The Cholas were an ancient line of rulers of South India who had a long and checkered history from 3rd century BCE to the 13th century CE. A vigorous Hindu temple movement following the Bhakti movement in the age of the Cholas saw the emergence of stone temples great and small, in almost every town and village of their extensive empire.

In the 7th and 8th centuries CE, Tamil Nadu witnessed the Hindu devotional (bhakti) movement led by Tamil Shaiva and Vaishnava saints. During this period, the Cholas who were marginalized rose up again under the leadership of Vijayalaya with their capital at Thanjavur.

Vijayalaya himself built at temple for Goddess Durga – Nishumbh Sudini – at Thanjavur. His success Aditya (871 – 907 CE) built rows of stone temples on both banks of Kaveri River.

Symbolic to Chola temple movement were the magnificent Brihadishwara Temple at Thanjavur and the Gangaikonda Cholapuram Temple (Perambalur) built respectively by Rajaraja in 1010 CE and his son Rajendra I; the Airavatesvara Temple, Darasuram (Kumbakonam) by Rajaraja II; the Kampahareswarar temple at Thirubhuvanam (Kumbakonam) by Kulottunga III and the grand expansions at the Nataraja Temple at Chidambaram and the Ranganatha (Vishnu) temple at Srirangam.

The temple came to occupy an important place during Chola rule, not only as a center of religion but also as the hub of social, economic and cultural life in the community.
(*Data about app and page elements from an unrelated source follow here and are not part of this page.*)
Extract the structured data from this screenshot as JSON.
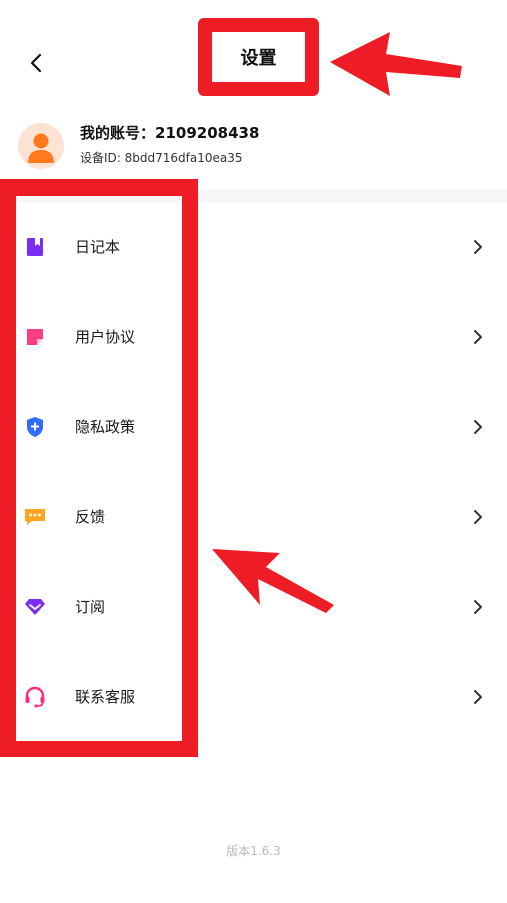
{
  "header": {
    "title": "设置"
  },
  "profile": {
    "account_label": "我的账号：",
    "account_number": "2109208438",
    "device_label": "设备ID: ",
    "device_id": "8bdd716dfa10ea35"
  },
  "menu": {
    "items": [
      {
        "label": "日记本",
        "icon": "notebook-icon",
        "color": "#7b2cf5"
      },
      {
        "label": "用户协议",
        "icon": "note-icon",
        "color": "#ff3d7f"
      },
      {
        "label": "隐私政策",
        "icon": "shield-plus-icon",
        "color": "#2f6bff"
      },
      {
        "label": "反馈",
        "icon": "chat-bubble-icon",
        "color": "#ffa51f"
      },
      {
        "label": "订阅",
        "icon": "diamond-icon",
        "color": "#7b2cf5"
      },
      {
        "label": "联系客服",
        "icon": "headset-icon",
        "color": "#ff2d78"
      }
    ]
  },
  "footer": {
    "version": "版本1.6.3"
  },
  "colors": {
    "annotation_red": "#ee1c25",
    "divider": "#f6f6f6",
    "version_text": "#bbbbbb"
  }
}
The concept of dana (charity) for temple purposes assumed greater importance and liberal land and other grants were made by the state, landed gentry, merchant guilds and the common folk.

The land grants by the state were known as the devadanas and were usually exempt from taxes.
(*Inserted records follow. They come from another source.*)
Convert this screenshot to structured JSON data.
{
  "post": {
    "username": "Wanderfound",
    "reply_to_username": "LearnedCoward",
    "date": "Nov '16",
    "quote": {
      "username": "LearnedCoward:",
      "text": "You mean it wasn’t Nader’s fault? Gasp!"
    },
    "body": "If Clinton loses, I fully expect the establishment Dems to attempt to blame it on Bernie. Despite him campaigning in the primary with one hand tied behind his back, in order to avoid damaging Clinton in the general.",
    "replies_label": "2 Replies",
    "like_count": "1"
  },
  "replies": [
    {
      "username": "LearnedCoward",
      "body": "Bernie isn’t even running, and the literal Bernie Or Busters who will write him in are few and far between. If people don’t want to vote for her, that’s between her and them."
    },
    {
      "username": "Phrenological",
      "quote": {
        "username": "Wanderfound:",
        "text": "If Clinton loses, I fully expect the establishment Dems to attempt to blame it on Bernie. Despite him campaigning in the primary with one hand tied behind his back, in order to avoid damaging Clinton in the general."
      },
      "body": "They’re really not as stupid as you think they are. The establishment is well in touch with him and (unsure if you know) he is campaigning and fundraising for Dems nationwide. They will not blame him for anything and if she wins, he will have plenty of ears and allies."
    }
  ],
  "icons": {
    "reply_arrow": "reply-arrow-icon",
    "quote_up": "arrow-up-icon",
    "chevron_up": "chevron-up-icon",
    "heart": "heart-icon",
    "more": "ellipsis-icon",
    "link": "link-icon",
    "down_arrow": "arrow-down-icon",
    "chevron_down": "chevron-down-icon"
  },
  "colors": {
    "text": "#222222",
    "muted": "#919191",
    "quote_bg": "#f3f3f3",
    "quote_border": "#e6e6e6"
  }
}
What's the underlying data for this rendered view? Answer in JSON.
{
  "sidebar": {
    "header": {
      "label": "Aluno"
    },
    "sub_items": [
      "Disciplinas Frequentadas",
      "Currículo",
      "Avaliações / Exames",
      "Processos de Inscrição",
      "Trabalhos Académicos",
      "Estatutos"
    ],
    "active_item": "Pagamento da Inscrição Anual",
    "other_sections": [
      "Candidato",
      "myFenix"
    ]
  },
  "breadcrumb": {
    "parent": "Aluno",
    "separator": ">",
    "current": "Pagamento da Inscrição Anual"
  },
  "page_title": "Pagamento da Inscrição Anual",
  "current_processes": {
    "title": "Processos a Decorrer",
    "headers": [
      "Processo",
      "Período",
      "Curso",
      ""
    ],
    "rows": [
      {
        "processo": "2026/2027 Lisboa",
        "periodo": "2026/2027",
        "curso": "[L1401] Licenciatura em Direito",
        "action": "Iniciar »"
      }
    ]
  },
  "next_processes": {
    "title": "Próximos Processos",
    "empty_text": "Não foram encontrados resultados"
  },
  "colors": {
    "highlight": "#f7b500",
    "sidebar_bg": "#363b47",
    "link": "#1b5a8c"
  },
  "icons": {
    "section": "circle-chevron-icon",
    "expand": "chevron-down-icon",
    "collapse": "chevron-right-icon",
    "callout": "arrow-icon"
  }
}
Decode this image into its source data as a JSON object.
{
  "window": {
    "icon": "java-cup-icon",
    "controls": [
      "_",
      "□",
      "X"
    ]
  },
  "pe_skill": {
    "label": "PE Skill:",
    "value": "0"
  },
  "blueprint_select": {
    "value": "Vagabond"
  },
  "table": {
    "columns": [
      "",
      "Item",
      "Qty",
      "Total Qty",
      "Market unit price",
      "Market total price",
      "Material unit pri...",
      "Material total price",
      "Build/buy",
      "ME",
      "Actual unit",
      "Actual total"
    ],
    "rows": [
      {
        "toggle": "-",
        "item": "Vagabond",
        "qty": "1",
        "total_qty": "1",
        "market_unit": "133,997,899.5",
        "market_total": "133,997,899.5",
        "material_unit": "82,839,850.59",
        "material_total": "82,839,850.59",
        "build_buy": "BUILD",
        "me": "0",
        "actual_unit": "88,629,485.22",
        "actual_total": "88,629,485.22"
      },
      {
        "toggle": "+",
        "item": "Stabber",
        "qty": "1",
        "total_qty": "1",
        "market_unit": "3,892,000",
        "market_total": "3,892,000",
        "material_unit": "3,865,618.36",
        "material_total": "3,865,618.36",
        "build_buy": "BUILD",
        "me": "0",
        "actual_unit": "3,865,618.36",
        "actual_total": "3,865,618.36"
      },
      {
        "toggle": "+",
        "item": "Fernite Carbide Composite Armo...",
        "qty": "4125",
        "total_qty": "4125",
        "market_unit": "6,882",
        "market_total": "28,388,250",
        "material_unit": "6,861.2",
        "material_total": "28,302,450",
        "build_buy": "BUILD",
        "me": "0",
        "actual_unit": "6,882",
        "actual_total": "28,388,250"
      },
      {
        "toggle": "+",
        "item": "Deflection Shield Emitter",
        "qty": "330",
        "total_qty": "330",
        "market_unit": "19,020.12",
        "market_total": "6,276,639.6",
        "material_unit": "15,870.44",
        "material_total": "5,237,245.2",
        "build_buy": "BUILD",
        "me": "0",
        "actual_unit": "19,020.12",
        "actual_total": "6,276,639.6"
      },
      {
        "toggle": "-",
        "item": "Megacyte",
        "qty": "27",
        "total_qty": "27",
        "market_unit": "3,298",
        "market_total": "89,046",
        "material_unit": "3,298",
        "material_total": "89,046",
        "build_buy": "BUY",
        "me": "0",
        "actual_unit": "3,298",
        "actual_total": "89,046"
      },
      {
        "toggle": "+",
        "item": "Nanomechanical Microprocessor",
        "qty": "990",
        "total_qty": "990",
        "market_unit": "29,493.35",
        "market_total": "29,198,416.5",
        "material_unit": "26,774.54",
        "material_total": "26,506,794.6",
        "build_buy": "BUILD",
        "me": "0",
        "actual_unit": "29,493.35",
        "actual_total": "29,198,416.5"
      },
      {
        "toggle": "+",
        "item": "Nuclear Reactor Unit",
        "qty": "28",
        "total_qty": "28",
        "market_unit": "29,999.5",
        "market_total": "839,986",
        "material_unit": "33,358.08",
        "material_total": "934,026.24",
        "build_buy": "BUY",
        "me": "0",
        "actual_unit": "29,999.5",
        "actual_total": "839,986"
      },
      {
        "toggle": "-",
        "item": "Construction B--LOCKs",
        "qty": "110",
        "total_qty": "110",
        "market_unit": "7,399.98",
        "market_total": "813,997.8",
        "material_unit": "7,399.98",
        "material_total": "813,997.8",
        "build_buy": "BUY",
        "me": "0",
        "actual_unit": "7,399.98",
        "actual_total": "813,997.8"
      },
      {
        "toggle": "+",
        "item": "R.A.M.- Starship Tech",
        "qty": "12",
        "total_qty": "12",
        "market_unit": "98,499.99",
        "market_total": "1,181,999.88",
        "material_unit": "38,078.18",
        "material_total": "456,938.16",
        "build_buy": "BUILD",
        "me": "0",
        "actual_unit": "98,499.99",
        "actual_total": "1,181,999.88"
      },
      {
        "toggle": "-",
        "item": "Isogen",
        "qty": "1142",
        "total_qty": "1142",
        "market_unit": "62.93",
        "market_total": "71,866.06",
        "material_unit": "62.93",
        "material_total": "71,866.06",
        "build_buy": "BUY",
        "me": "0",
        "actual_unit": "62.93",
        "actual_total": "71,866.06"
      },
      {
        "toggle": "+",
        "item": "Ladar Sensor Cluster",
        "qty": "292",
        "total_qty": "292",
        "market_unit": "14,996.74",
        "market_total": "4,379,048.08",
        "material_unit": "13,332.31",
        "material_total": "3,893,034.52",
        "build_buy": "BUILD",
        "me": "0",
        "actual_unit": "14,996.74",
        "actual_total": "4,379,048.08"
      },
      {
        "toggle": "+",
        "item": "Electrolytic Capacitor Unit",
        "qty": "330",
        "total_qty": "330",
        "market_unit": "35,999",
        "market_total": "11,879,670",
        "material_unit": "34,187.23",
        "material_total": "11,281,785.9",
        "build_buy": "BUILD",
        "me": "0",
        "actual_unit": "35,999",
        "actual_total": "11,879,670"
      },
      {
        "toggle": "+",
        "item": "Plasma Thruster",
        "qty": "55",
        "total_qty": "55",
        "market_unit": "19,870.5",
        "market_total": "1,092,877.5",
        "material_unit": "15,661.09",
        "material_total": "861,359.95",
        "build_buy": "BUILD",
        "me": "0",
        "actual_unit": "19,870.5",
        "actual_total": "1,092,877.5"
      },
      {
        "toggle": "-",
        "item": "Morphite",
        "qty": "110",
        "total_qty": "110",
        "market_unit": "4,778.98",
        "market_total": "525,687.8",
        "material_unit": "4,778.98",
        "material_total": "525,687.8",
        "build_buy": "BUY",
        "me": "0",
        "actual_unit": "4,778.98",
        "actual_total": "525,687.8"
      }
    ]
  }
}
Gradually, the temple became a large economic system, agriculture, production, employer, patron of music, dance and fine arts.